** Aim of the task **
With the pictures left out, restate every entry word for word.

Stored data
------------------------
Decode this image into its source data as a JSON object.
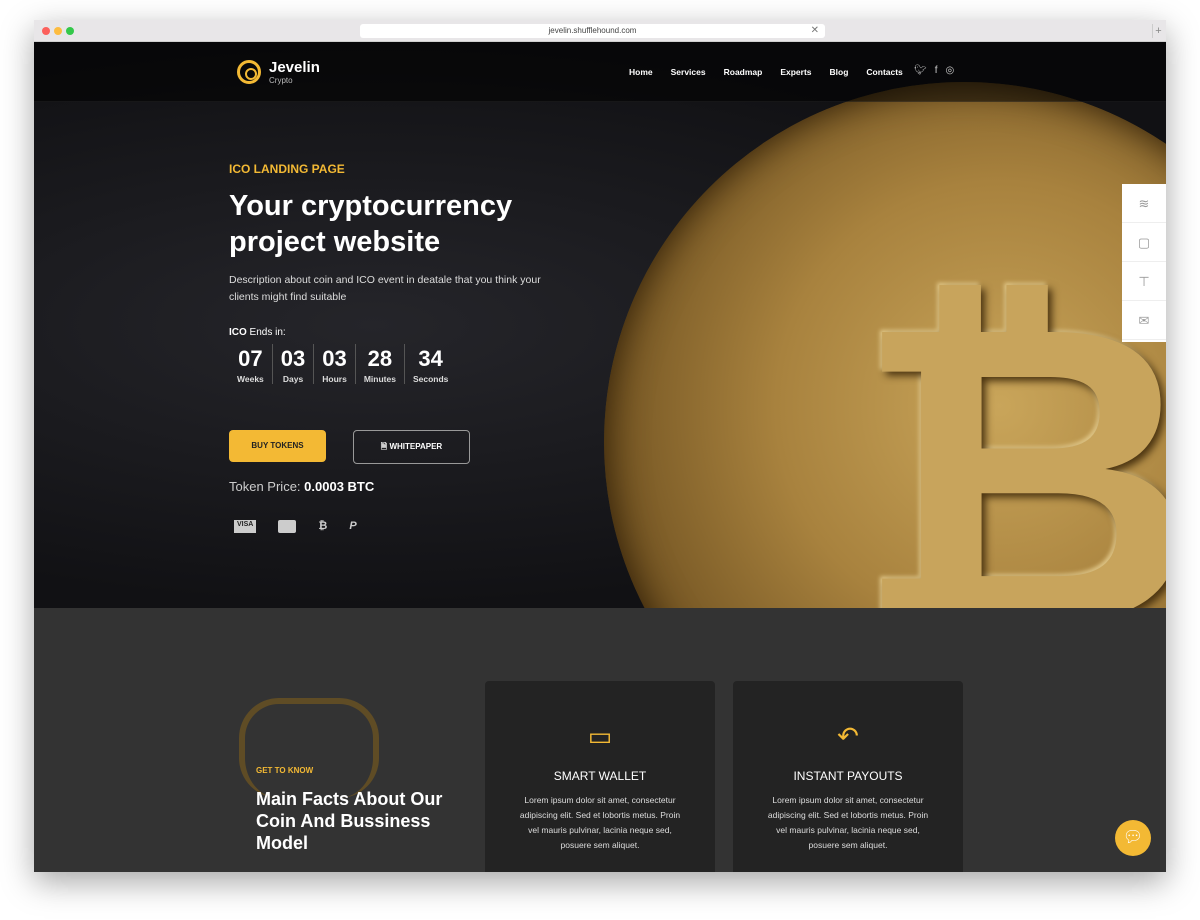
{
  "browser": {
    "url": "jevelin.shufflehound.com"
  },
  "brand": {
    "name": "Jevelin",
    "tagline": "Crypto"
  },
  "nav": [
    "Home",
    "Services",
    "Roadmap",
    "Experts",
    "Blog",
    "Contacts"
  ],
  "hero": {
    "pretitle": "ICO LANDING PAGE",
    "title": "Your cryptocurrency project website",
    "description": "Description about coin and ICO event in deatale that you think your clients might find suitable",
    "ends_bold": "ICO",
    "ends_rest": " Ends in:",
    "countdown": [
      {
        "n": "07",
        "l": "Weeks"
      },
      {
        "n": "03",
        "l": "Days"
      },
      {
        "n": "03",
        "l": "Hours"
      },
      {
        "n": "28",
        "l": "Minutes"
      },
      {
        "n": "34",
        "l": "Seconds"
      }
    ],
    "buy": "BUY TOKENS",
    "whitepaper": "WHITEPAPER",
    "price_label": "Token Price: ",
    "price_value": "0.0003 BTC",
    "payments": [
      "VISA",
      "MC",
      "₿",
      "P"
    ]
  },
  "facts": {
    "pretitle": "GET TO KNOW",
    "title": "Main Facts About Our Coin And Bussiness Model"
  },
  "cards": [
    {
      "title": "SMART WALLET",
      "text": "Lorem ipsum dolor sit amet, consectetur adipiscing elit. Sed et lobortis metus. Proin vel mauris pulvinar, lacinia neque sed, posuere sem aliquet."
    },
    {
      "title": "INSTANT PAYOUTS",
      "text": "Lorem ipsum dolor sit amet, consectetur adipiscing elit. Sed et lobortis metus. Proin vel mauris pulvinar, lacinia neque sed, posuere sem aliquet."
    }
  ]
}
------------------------
** Task output **
Decode this image into its source data as a JSON object.
{
  "browser": {
    "url": "jevelin.shufflehound.com"
  },
  "brand": {
    "name": "Jevelin",
    "tagline": "Crypto"
  },
  "nav": [
    "Home",
    "Services",
    "Roadmap",
    "Experts",
    "Blog",
    "Contacts"
  ],
  "hero": {
    "pretitle": "ICO LANDING PAGE",
    "title": "Your cryptocurrency project website",
    "description": "Description about coin and ICO event in deatale that you think your clients might find suitable",
    "ends_bold": "ICO",
    "ends_rest": " Ends in:",
    "countdown": [
      {
        "n": "07",
        "l": "Weeks"
      },
      {
        "n": "03",
        "l": "Days"
      },
      {
        "n": "03",
        "l": "Hours"
      },
      {
        "n": "28",
        "l": "Minutes"
      },
      {
        "n": "34",
        "l": "Seconds"
      }
    ],
    "buy": "BUY TOKENS",
    "whitepaper": "WHITEPAPER",
    "price_label": "Token Price: ",
    "price_value": "0.0003 BTC",
    "payments": [
      "VISA",
      "MC",
      "₿",
      "P"
    ]
  },
  "facts": {
    "pretitle": "GET TO KNOW",
    "title": "Main Facts About Our Coin And Bussiness Model"
  },
  "cards": [
    {
      "title": "SMART WALLET",
      "text": "Lorem ipsum dolor sit amet, consectetur adipiscing elit. Sed et lobortis metus. Proin vel mauris pulvinar, lacinia neque sed, posuere sem aliquet."
    },
    {
      "title": "INSTANT PAYOUTS",
      "text": "Lorem ipsum dolor sit amet, consectetur adipiscing elit. Sed et lobortis metus. Proin vel mauris pulvinar, lacinia neque sed, posuere sem aliquet."
    }
  ]
}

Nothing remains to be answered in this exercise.